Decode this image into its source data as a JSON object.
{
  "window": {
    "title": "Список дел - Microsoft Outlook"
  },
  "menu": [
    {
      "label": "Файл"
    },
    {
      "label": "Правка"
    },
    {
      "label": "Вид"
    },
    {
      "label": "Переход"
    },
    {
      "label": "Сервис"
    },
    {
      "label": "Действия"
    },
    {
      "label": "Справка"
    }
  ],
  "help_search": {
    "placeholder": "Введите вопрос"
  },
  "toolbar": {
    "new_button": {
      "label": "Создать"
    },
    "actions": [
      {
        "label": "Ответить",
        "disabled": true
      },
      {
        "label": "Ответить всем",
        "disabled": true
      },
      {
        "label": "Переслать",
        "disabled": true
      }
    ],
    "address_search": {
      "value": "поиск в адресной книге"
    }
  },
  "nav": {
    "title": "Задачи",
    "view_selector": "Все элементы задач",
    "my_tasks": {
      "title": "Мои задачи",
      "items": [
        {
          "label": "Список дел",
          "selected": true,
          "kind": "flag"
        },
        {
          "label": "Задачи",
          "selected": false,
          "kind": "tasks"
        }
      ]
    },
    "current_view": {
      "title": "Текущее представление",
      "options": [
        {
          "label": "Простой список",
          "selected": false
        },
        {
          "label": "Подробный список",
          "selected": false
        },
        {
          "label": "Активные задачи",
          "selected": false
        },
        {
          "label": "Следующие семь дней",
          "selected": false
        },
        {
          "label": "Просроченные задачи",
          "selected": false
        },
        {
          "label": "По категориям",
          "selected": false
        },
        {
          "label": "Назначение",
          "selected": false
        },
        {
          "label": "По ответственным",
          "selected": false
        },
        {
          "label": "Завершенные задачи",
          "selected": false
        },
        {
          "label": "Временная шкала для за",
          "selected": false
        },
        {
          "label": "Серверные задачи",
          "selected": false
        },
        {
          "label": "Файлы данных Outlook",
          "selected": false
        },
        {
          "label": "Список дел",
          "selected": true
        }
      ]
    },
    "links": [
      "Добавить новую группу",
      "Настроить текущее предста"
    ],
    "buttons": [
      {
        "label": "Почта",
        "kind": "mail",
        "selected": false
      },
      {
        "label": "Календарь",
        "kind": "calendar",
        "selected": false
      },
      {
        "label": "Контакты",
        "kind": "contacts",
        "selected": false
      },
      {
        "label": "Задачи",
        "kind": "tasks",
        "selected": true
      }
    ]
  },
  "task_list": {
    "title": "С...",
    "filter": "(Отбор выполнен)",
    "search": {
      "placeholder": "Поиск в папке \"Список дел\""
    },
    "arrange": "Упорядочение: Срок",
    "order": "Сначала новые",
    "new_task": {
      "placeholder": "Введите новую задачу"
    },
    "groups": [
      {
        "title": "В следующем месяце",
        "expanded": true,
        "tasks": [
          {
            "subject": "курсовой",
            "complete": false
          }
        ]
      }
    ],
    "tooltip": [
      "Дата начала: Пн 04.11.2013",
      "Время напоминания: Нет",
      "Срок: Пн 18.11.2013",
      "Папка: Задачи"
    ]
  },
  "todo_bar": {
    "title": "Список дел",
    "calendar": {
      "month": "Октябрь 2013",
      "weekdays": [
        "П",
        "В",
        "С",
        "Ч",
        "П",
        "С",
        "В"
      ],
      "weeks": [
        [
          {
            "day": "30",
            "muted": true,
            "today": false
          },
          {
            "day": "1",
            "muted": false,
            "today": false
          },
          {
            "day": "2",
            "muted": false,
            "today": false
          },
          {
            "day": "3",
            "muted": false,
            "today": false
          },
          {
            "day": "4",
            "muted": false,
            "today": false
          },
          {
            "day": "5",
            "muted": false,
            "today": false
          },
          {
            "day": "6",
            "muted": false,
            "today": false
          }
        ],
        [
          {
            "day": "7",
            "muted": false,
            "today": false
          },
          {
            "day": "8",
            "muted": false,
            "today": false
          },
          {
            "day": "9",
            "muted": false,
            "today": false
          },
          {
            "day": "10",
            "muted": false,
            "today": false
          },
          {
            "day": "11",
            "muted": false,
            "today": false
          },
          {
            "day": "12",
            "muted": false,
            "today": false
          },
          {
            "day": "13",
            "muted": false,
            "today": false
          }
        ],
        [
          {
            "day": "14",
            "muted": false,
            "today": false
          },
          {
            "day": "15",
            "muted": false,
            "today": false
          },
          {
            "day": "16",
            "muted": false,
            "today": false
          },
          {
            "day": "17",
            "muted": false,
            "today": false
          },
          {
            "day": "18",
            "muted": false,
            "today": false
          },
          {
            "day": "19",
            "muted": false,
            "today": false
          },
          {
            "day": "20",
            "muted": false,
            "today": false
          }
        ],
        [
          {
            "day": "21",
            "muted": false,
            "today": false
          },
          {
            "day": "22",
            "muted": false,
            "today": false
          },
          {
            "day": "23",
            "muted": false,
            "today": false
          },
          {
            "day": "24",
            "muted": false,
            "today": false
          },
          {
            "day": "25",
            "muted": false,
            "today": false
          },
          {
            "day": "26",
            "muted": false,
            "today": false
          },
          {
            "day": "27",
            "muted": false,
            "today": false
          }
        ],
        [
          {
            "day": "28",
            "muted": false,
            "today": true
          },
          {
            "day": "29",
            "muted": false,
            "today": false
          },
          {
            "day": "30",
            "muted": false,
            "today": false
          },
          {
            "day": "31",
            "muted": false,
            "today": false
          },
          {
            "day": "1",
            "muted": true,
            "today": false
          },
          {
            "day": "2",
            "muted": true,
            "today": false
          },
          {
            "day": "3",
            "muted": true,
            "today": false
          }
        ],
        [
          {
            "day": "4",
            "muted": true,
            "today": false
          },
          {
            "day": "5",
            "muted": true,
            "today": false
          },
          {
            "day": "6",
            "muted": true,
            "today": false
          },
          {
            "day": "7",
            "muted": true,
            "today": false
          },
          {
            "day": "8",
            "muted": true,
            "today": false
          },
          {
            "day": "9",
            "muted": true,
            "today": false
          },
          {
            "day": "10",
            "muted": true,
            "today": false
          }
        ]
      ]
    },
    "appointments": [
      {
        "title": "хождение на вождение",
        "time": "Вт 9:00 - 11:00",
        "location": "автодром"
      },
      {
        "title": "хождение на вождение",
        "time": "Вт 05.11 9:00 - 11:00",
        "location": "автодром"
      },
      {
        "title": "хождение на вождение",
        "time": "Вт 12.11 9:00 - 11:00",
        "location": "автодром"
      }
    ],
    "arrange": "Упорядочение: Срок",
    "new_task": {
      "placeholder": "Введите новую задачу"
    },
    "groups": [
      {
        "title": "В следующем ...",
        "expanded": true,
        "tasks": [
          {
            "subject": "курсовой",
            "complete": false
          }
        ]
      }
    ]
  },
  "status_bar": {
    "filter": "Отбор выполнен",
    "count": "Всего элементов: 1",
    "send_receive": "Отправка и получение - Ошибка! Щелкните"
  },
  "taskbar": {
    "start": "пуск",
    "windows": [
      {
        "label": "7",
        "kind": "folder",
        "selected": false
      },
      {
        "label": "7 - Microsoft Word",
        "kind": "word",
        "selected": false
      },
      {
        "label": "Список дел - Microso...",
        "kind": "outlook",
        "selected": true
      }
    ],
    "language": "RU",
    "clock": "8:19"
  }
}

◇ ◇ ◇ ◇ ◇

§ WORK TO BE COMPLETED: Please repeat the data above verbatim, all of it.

§ ANSWER BOX:
Decode this image into its source data as a JSON object.
{
  "window": {
    "title": "Список дел - Microsoft Outlook"
  },
  "menu": [
    {
      "label": "Файл"
    },
    {
      "label": "Правка"
    },
    {
      "label": "Вид"
    },
    {
      "label": "Переход"
    },
    {
      "label": "Сервис"
    },
    {
      "label": "Действия"
    },
    {
      "label": "Справка"
    }
  ],
  "help_search": {
    "placeholder": "Введите вопрос"
  },
  "toolbar": {
    "new_button": {
      "label": "Создать"
    },
    "actions": [
      {
        "label": "Ответить",
        "disabled": true
      },
      {
        "label": "Ответить всем",
        "disabled": true
      },
      {
        "label": "Переслать",
        "disabled": true
      }
    ],
    "address_search": {
      "value": "поиск в адресной книге"
    }
  },
  "nav": {
    "title": "Задачи",
    "view_selector": "Все элементы задач",
    "my_tasks": {
      "title": "Мои задачи",
      "items": [
        {
          "label": "Список дел",
          "selected": true,
          "kind": "flag"
        },
        {
          "label": "Задачи",
          "selected": false,
          "kind": "tasks"
        }
      ]
    },
    "current_view": {
      "title": "Текущее представление",
      "options": [
        {
          "label": "Простой список",
          "selected": false
        },
        {
          "label": "Подробный список",
          "selected": false
        },
        {
          "label": "Активные задачи",
          "selected": false
        },
        {
          "label": "Следующие семь дней",
          "selected": false
        },
        {
          "label": "Просроченные задачи",
          "selected": false
        },
        {
          "label": "По категориям",
          "selected": false
        },
        {
          "label": "Назначение",
          "selected": false
        },
        {
          "label": "По ответственным",
          "selected": false
        },
        {
          "label": "Завершенные задачи",
          "selected": false
        },
        {
          "label": "Временная шкала для за",
          "selected": false
        },
        {
          "label": "Серверные задачи",
          "selected": false
        },
        {
          "label": "Файлы данных Outlook",
          "selected": false
        },
        {
          "label": "Список дел",
          "selected": true
        }
      ]
    },
    "links": [
      "Добавить новую группу",
      "Настроить текущее предста"
    ],
    "buttons": [
      {
        "label": "Почта",
        "kind": "mail",
        "selected": false
      },
      {
        "label": "Календарь",
        "kind": "calendar",
        "selected": false
      },
      {
        "label": "Контакты",
        "kind": "contacts",
        "selected": false
      },
      {
        "label": "Задачи",
        "kind": "tasks",
        "selected": true
      }
    ]
  },
  "task_list": {
    "title": "С...",
    "filter": "(Отбор выполнен)",
    "search": {
      "placeholder": "Поиск в папке \"Список дел\""
    },
    "arrange": "Упорядочение: Срок",
    "order": "Сначала новые",
    "new_task": {
      "placeholder": "Введите новую задачу"
    },
    "groups": [
      {
        "title": "В следующем месяце",
        "expanded": true,
        "tasks": [
          {
            "subject": "курсовой",
            "complete": false
          }
        ]
      }
    ],
    "tooltip": [
      "Дата начала: Пн 04.11.2013",
      "Время напоминания: Нет",
      "Срок: Пн 18.11.2013",
      "Папка: Задачи"
    ]
  },
  "todo_bar": {
    "title": "Список дел",
    "calendar": {
      "month": "Октябрь 2013",
      "weekdays": [
        "П",
        "В",
        "С",
        "Ч",
        "П",
        "С",
        "В"
      ],
      "weeks": [
        [
          {
            "day": "30",
            "muted": true,
            "today": false
          },
          {
            "day": "1",
            "muted": false,
            "today": false
          },
          {
            "day": "2",
            "muted": false,
            "today": false
          },
          {
            "day": "3",
            "muted": false,
            "today": false
          },
          {
            "day": "4",
            "muted": false,
            "today": false
          },
          {
            "day": "5",
            "muted": false,
            "today": false
          },
          {
            "day": "6",
            "muted": false,
            "today": false
          }
        ],
        [
          {
            "day": "7",
            "muted": false,
            "today": false
          },
          {
            "day": "8",
            "muted": false,
            "today": false
          },
          {
            "day": "9",
            "muted": false,
            "today": false
          },
          {
            "day": "10",
            "muted": false,
            "today": false
          },
          {
            "day": "11",
            "muted": false,
            "today": false
          },
          {
            "day": "12",
            "muted": false,
            "today": false
          },
          {
            "day": "13",
            "muted": false,
            "today": false
          }
        ],
        [
          {
            "day": "14",
            "muted": false,
            "today": false
          },
          {
            "day": "15",
            "muted": false,
            "today": false
          },
          {
            "day": "16",
            "muted": false,
            "today": false
          },
          {
            "day": "17",
            "muted": false,
            "today": false
          },
          {
            "day": "18",
            "muted": false,
            "today": false
          },
          {
            "day": "19",
            "muted": false,
            "today": false
          },
          {
            "day": "20",
            "muted": false,
            "today": false
          }
        ],
        [
          {
            "day": "21",
            "muted": false,
            "today": false
          },
          {
            "day": "22",
            "muted": false,
            "today": false
          },
          {
            "day": "23",
            "muted": false,
            "today": false
          },
          {
            "day": "24",
            "muted": false,
            "today": false
          },
          {
            "day": "25",
            "muted": false,
            "today": false
          },
          {
            "day": "26",
            "muted": false,
            "today": false
          },
          {
            "day": "27",
            "muted": false,
            "today": false
          }
        ],
        [
          {
            "day": "28",
            "muted": false,
            "today": true
          },
          {
            "day": "29",
            "muted": false,
            "today": false
          },
          {
            "day": "30",
            "muted": false,
            "today": false
          },
          {
            "day": "31",
            "muted": false,
            "today": false
          },
          {
            "day": "1",
            "muted": true,
            "today": false
          },
          {
            "day": "2",
            "muted": true,
            "today": false
          },
          {
            "day": "3",
            "muted": true,
            "today": false
          }
        ],
        [
          {
            "day": "4",
            "muted": true,
            "today": false
          },
          {
            "day": "5",
            "muted": true,
            "today": false
          },
          {
            "day": "6",
            "muted": true,
            "today": false
          },
          {
            "day": "7",
            "muted": true,
            "today": false
          },
          {
            "day": "8",
            "muted": true,
            "today": false
          },
          {
            "day": "9",
            "muted": true,
            "today": false
          },
          {
            "day": "10",
            "muted": true,
            "today": false
          }
        ]
      ]
    },
    "appointments": [
      {
        "title": "хождение на вождение",
        "time": "Вт 9:00 - 11:00",
        "location": "автодром"
      },
      {
        "title": "хождение на вождение",
        "time": "Вт 05.11 9:00 - 11:00",
        "location": "автодром"
      },
      {
        "title": "хождение на вождение",
        "time": "Вт 12.11 9:00 - 11:00",
        "location": "автодром"
      }
    ],
    "arrange": "Упорядочение: Срок",
    "new_task": {
      "placeholder": "Введите новую задачу"
    },
    "groups": [
      {
        "title": "В следующем ...",
        "expanded": true,
        "tasks": [
          {
            "subject": "курсовой",
            "complete": false
          }
        ]
      }
    ]
  },
  "status_bar": {
    "filter": "Отбор выполнен",
    "count": "Всего элементов: 1",
    "send_receive": "Отправка и получение - Ошибка! Щелкните"
  },
  "taskbar": {
    "start": "пуск",
    "windows": [
      {
        "label": "7",
        "kind": "folder",
        "selected": false
      },
      {
        "label": "7 - Microsoft Word",
        "kind": "word",
        "selected": false
      },
      {
        "label": "Список дел - Microso...",
        "kind": "outlook",
        "selected": true
      }
    ],
    "language": "RU",
    "clock": "8:19"
  }
}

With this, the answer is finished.